**How to complete this task:**
Give the data below again exactly as it stands. Omit the pictures.

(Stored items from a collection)
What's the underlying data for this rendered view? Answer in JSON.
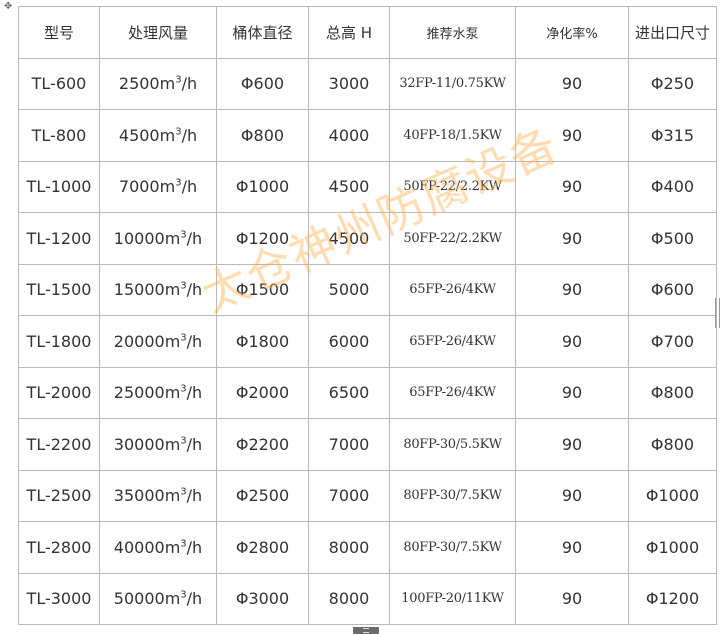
{
  "headers": [
    "型号",
    "处理风量",
    "桶体直径",
    "总高 H",
    "推荐水泵",
    "净化率%",
    "进出口尺寸"
  ],
  "unit_sup": "3",
  "unit_suffix": "/h",
  "rows": [
    {
      "model": "TL-600",
      "flow_num": "2500m",
      "diameter": "Φ600",
      "height": "3000",
      "pump": "32FP-11/0.75KW",
      "rate": "90",
      "port": "Φ250"
    },
    {
      "model": "TL-800",
      "flow_num": "4500m",
      "diameter": "Φ800",
      "height": "4000",
      "pump": "40FP-18/1.5KW",
      "rate": "90",
      "port": "Φ315"
    },
    {
      "model": "TL-1000",
      "flow_num": "7000m",
      "diameter": "Φ1000",
      "height": "4500",
      "pump": "50FP-22/2.2KW",
      "rate": "90",
      "port": "Φ400"
    },
    {
      "model": "TL-1200",
      "flow_num": "10000m",
      "diameter": "Φ1200",
      "height": "4500",
      "pump": "50FP-22/2.2KW",
      "rate": "90",
      "port": "Φ500"
    },
    {
      "model": "TL-1500",
      "flow_num": "15000m",
      "diameter": "Φ1500",
      "height": "5000",
      "pump": "65FP-26/4KW",
      "rate": "90",
      "port": "Φ600"
    },
    {
      "model": "TL-1800",
      "flow_num": "20000m",
      "diameter": "Φ1800",
      "height": "6000",
      "pump": "65FP-26/4KW",
      "rate": "90",
      "port": "Φ700"
    },
    {
      "model": "TL-2000",
      "flow_num": "25000m",
      "diameter": "Φ2000",
      "height": "6500",
      "pump": "65FP-26/4KW",
      "rate": "90",
      "port": "Φ800"
    },
    {
      "model": "TL-2200",
      "flow_num": "30000m",
      "diameter": "Φ2200",
      "height": "7000",
      "pump": "80FP-30/5.5KW",
      "rate": "90",
      "port": "Φ800"
    },
    {
      "model": "TL-2500",
      "flow_num": "35000m",
      "diameter": "Φ2500",
      "height": "7000",
      "pump": "80FP-30/7.5KW",
      "rate": "90",
      "port": "Φ1000"
    },
    {
      "model": "TL-2800",
      "flow_num": "40000m",
      "diameter": "Φ2800",
      "height": "8000",
      "pump": "80FP-30/7.5KW",
      "rate": "90",
      "port": "Φ1000"
    },
    {
      "model": "TL-3000",
      "flow_num": "50000m",
      "diameter": "Φ3000",
      "height": "8000",
      "pump": "100FP-20/11KW",
      "rate": "90",
      "port": "Φ1200"
    }
  ],
  "watermark": "太仓神州防腐设备",
  "icons": {
    "corner": "move-handle-icon",
    "scroll": "scroll-handle-icon"
  }
}
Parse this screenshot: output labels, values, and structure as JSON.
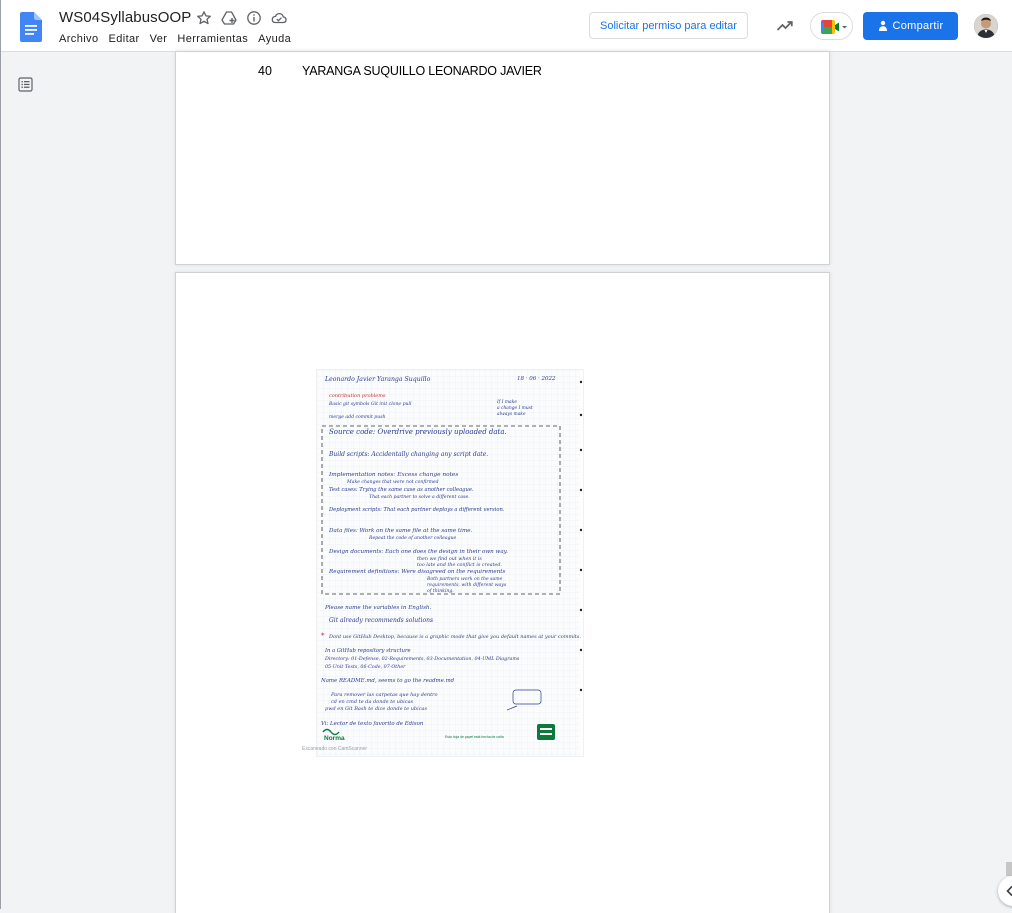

**Your response:**
What's the underlying data for this rendered view? Answer in JSON.
{
  "headers": [
    "型号",
    "处理风量",
    "桶体直径",
    "总高 H",
    "推荐水泵",
    "净化率%",
    "进出口尺寸"
  ],
  "unit_sup": "3",
  "unit_suffix": "/h",
  "rows": [
    {
      "model": "TL-600",
      "flow_num": "2500m",
      "diameter": "Φ600",
      "height": "3000",
      "pump": "32FP-11/0.75KW",
      "rate": "90",
      "port": "Φ250"
    },
    {
      "model": "TL-800",
      "flow_num": "4500m",
      "diameter": "Φ800",
      "height": "4000",
      "pump": "40FP-18/1.5KW",
      "rate": "90",
      "port": "Φ315"
    },
    {
      "model": "TL-1000",
      "flow_num": "7000m",
      "diameter": "Φ1000",
      "height": "4500",
      "pump": "50FP-22/2.2KW",
      "rate": "90",
      "port": "Φ400"
    },
    {
      "model": "TL-1200",
      "flow_num": "10000m",
      "diameter": "Φ1200",
      "height": "4500",
      "pump": "50FP-22/2.2KW",
      "rate": "90",
      "port": "Φ500"
    },
    {
      "model": "TL-1500",
      "flow_num": "15000m",
      "diameter": "Φ1500",
      "height": "5000",
      "pump": "65FP-26/4KW",
      "rate": "90",
      "port": "Φ600"
    },
    {
      "model": "TL-1800",
      "flow_num": "20000m",
      "diameter": "Φ1800",
      "height": "6000",
      "pump": "65FP-26/4KW",
      "rate": "90",
      "port": "Φ700"
    },
    {
      "model": "TL-2000",
      "flow_num": "25000m",
      "diameter": "Φ2000",
      "height": "6500",
      "pump": "65FP-26/4KW",
      "rate": "90",
      "port": "Φ800"
    },
    {
      "model": "TL-2200",
      "flow_num": "30000m",
      "diameter": "Φ2200",
      "height": "7000",
      "pump": "80FP-30/5.5KW",
      "rate": "90",
      "port": "Φ800"
    },
    {
      "model": "TL-2500",
      "flow_num": "35000m",
      "diameter": "Φ2500",
      "height": "7000",
      "pump": "80FP-30/7.5KW",
      "rate": "90",
      "port": "Φ1000"
    },
    {
      "model": "TL-2800",
      "flow_num": "40000m",
      "diameter": "Φ2800",
      "height": "8000",
      "pump": "80FP-30/7.5KW",
      "rate": "90",
      "port": "Φ1000"
    },
    {
      "model": "TL-3000",
      "flow_num": "50000m",
      "diameter": "Φ3000",
      "height": "8000",
      "pump": "100FP-20/11KW",
      "rate": "90",
      "port": "Φ1200"
    }
  ],
  "watermark": "太仓神州防腐设备",
  "icons": {
    "corner": "move-handle-icon",
    "scroll": "scroll-handle-icon"
  }
}
Parse this screenshot: output labels, values, and structure as JSON.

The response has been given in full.